The marquee game on Saturday pits Florida State against Alabama. The Crimson Tide are 7-point favorites. It would be great for ABC if the game turned out to be close. That would also be fine with a nation full of nonpartisans antsy to see a nail-biter.
I have a confession to make, though. Despite spending most of the offseason searching for sound reasoning to support a belief the Seminoles have a fighting chance, I have been unable to get there. Try as I might, picturing DeAndre Francois carving up Alabama’s defense only results in fuzzy resolution. Picturing FSU’s playmakers completely bottling up a more experienced Jalen Hurts and thwarting a staunch running game is more realistic, yet still difficult to envision.
Worse, the sinking feeling that I’m not alone has set in. It feels as if a majority of the college football community has been doing the same thing, grasping at straws to pull where Alabama gets the short end — or barely escapes.
Now, on face value that note portends trouble. Lane Kiffin, of course, is at Florida Atlantic and won’t be calling plays for Nick Saban in Atlanta. Losing without him holding the clipboard appears to be a trend.

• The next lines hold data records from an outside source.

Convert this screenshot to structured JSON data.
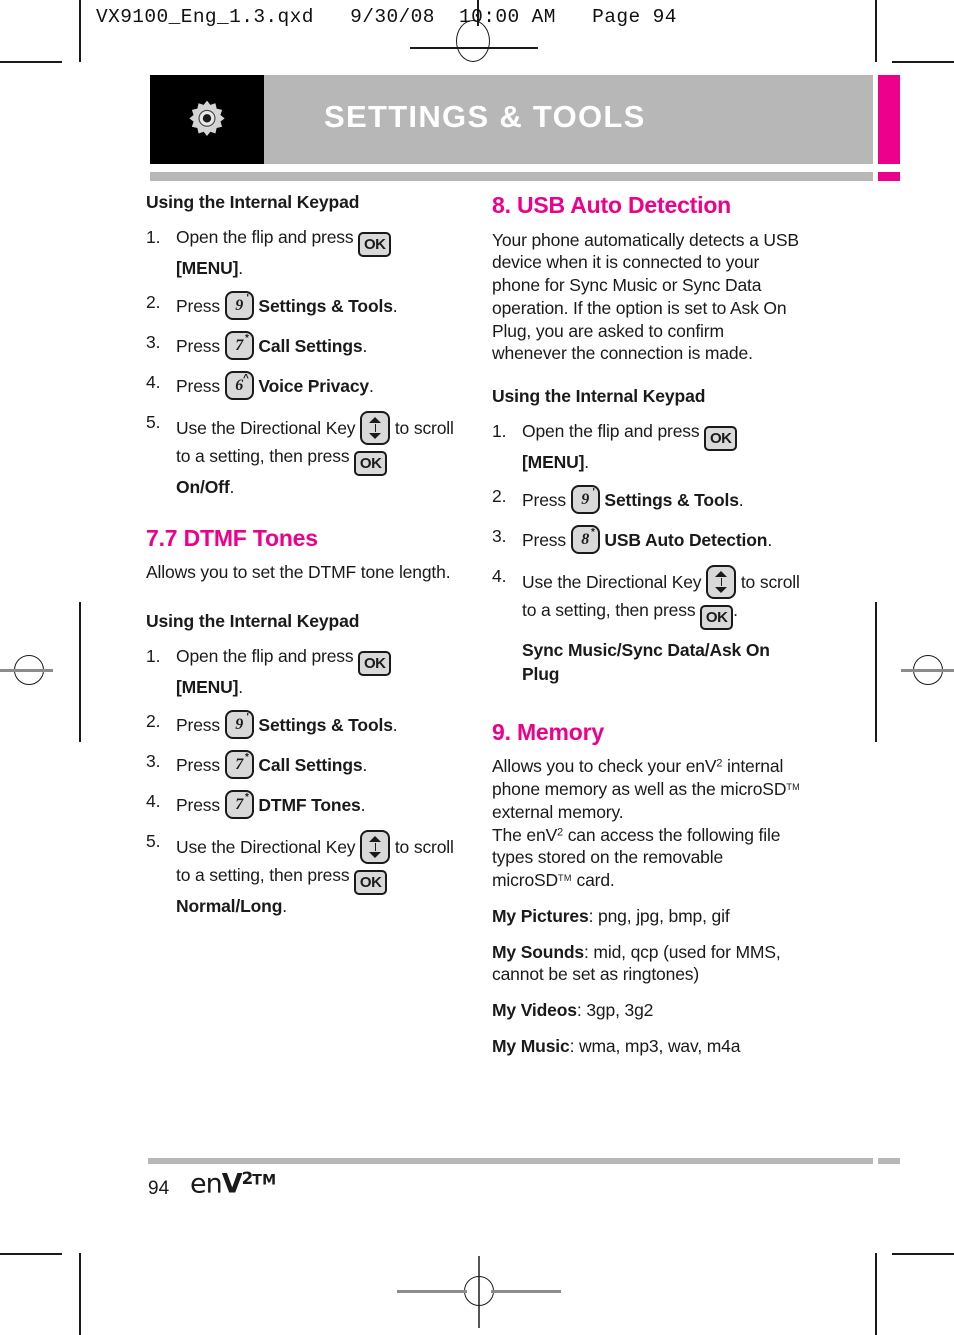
{
  "print_header": "VX9100_Eng_1.3.qxd   9/30/08  10:00 AM   Page 94",
  "banner": {
    "title": "SETTINGS & TOOLS",
    "icon": "gear-icon",
    "bg_color": "#b7b7b7",
    "accent_color": "#ec008c"
  },
  "left_column": {
    "keypad_heading_1": "Using the Internal Keypad",
    "steps_1": [
      {
        "num": "1.",
        "pre": "Open the flip and press ",
        "key": "OK",
        "post": "",
        "bold_line": "[MENU]",
        "bold_tail": "."
      },
      {
        "num": "2.",
        "pre": "Press ",
        "key": "9",
        "post": " ",
        "bold": "Settings & Tools",
        "tail": "."
      },
      {
        "num": "3.",
        "pre": "Press ",
        "key": "7",
        "post": " ",
        "bold": "Call Settings",
        "tail": "."
      },
      {
        "num": "4.",
        "pre": "Press ",
        "key": "6",
        "post": " ",
        "bold": "Voice Privacy",
        "tail": "."
      },
      {
        "num": "5.",
        "pre": "Use the Directional Key ",
        "mid": " to scroll to a setting, then press ",
        "bold_line": "On/Off",
        "bold_tail": "."
      }
    ],
    "section_title": "7.7 DTMF Tones",
    "section_body": "Allows you to set the DTMF tone length.",
    "keypad_heading_2": "Using the Internal Keypad",
    "steps_2": [
      {
        "num": "1.",
        "pre": "Open the flip and press ",
        "key": "OK",
        "bold_line": "[MENU]",
        "bold_tail": "."
      },
      {
        "num": "2.",
        "pre": "Press ",
        "key": "9",
        "bold": "Settings & Tools",
        "tail": "."
      },
      {
        "num": "3.",
        "pre": "Press ",
        "key": "7",
        "bold": "Call Settings",
        "tail": "."
      },
      {
        "num": "4.",
        "pre": "Press ",
        "key": "7",
        "bold": "DTMF Tones",
        "tail": "."
      },
      {
        "num": "5.",
        "pre": "Use the Directional Key ",
        "mid": " to scroll to a setting, then press ",
        "bold_line": "Normal/Long",
        "bold_tail": "."
      }
    ]
  },
  "right_column": {
    "section_8_title": "8. USB Auto Detection",
    "section_8_body": "Your phone automatically detects a USB device when it is connected to your phone for Sync Music or Sync Data operation. If the option is set to Ask On Plug, you are asked to confirm whenever the connection is made.",
    "keypad_heading": "Using the Internal Keypad",
    "steps": [
      {
        "num": "1.",
        "pre": "Open the flip and press ",
        "key": "OK",
        "bold_line": "[MENU]",
        "bold_tail": "."
      },
      {
        "num": "2.",
        "pre": "Press ",
        "key": "9",
        "bold": "Settings & Tools",
        "tail": "."
      },
      {
        "num": "3.",
        "pre": "Press ",
        "key": "8",
        "bold": "USB Auto Detection",
        "tail": "."
      },
      {
        "num": "4.",
        "pre": "Use the Directional Key ",
        "mid": " to scroll to a setting, then press ",
        "tail": ".",
        "sub_bold": "Sync Music/Sync Data/Ask On Plug"
      }
    ],
    "section_9_title": "9. Memory",
    "section_9_body_1_a": "Allows you to check your enV",
    "section_9_body_1_b": " internal phone memory as well as the microSD",
    "section_9_body_1_c": " external memory.",
    "section_9_body_2_a": "The enV",
    "section_9_body_2_b": " can access the following file types stored on the removable microSD",
    "section_9_body_2_c": " card.",
    "file_types": [
      {
        "label": "My Pictures",
        "value": ": png, jpg, bmp, gif"
      },
      {
        "label": "My Sounds",
        "value": ": mid, qcp (used for MMS, cannot be set as ringtones)"
      },
      {
        "label": "My Videos",
        "value": ": 3gp, 3g2"
      },
      {
        "label": "My Music",
        "value": ": wma, mp3, wav, m4a"
      }
    ]
  },
  "footer": {
    "page_number": "94",
    "logo_en": "en",
    "logo_v": "V"
  }
}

A deeper dive, however, reveals the three losses in question are: against Clemson in the national title game last year, the kick six game against Auburn in 2013, and the following bowl game against Oklahoma. The Crimson Tide averaged 30 points in those three games. Not exactly ineptitude.
Furthermore, Alabama lost with Kiffin at the helm — to Ole Miss in 2015 and to Ohio State in 2014. Offensive coordinators not named Kiffin are 24-4 in the Tide’s last 28 games. Not exactly cause for concern.
It’s a small point but illustrative of a bigger issue. I keep digging, hoping to unearth something that will convince me Florida State will pull the upset. To now, I haven’t unearthed it. Everything that looks like a golden nugget of information turns out to be pyrite, an illusion.